=== How to complete this task ===
Down to the last line, retype each line of the entries exactly, starting with the one that contains "Enumerate this screenshot's".

=== Provided material ===
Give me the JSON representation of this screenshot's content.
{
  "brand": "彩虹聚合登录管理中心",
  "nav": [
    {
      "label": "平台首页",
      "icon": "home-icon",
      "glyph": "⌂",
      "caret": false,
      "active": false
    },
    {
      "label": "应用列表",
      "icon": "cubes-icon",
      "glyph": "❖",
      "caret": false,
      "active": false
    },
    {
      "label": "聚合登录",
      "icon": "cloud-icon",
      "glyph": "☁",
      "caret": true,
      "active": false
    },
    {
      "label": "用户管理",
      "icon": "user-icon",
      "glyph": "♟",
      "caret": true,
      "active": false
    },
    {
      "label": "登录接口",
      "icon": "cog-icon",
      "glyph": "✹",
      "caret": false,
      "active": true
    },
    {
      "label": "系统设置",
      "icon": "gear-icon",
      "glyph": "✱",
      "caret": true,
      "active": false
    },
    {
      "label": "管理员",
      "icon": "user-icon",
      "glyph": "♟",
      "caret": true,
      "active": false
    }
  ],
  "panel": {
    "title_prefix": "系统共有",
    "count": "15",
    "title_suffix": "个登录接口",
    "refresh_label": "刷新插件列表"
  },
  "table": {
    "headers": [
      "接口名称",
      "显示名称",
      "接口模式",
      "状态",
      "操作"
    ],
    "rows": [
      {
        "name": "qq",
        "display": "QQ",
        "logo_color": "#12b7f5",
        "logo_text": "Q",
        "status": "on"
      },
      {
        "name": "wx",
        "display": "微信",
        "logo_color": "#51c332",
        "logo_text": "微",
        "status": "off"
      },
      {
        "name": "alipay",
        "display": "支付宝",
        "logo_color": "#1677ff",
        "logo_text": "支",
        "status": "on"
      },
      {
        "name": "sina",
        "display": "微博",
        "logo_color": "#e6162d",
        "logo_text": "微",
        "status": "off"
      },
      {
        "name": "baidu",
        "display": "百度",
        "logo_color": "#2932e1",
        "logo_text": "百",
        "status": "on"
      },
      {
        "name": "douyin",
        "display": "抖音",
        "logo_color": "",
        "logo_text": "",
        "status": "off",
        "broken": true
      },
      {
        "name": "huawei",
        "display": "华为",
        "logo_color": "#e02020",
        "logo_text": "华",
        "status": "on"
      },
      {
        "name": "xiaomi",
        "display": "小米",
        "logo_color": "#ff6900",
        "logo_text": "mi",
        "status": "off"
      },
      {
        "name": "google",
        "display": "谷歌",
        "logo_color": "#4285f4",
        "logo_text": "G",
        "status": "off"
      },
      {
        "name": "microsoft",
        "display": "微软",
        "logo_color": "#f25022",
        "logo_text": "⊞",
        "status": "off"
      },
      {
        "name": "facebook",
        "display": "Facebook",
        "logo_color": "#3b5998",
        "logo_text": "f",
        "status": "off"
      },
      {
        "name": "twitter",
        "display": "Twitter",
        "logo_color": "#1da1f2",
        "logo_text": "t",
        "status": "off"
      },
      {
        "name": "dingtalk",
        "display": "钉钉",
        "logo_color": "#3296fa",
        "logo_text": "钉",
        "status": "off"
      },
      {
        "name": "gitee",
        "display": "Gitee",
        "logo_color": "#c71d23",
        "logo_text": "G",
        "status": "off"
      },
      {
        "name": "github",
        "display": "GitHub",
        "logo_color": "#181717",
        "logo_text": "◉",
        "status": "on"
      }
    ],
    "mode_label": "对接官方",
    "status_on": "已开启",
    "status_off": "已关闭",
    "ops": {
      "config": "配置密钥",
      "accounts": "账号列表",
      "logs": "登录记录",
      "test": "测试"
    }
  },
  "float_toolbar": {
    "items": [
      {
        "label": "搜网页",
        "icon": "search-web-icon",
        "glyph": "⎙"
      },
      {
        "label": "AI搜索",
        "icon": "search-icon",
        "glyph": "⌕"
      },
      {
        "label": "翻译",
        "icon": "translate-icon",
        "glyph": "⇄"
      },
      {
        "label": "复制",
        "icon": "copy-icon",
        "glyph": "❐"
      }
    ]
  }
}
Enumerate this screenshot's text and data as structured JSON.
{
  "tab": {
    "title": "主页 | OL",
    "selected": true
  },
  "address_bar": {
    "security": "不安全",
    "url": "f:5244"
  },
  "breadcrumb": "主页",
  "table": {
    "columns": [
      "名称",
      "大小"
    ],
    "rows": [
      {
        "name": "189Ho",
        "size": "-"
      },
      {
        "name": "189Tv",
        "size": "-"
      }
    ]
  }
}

=== Response for this exercise ===
Enumerate this screenshot's text and data as structured JSON.
{
  "tab": {
    "title": "主页 | OL",
    "selected": true
  },
  "address_bar": {
    "security": "不安全",
    "url": "f:5244"
  },
  "breadcrumb": "主页",
  "table": {
    "columns": [
      "名称",
      "大小"
    ],
    "rows": [
      {
        "name": "189Ho",
        "size": "-"
      },
      {
        "name": "189Tv",
        "size": "-"
      }
    ]
  }
}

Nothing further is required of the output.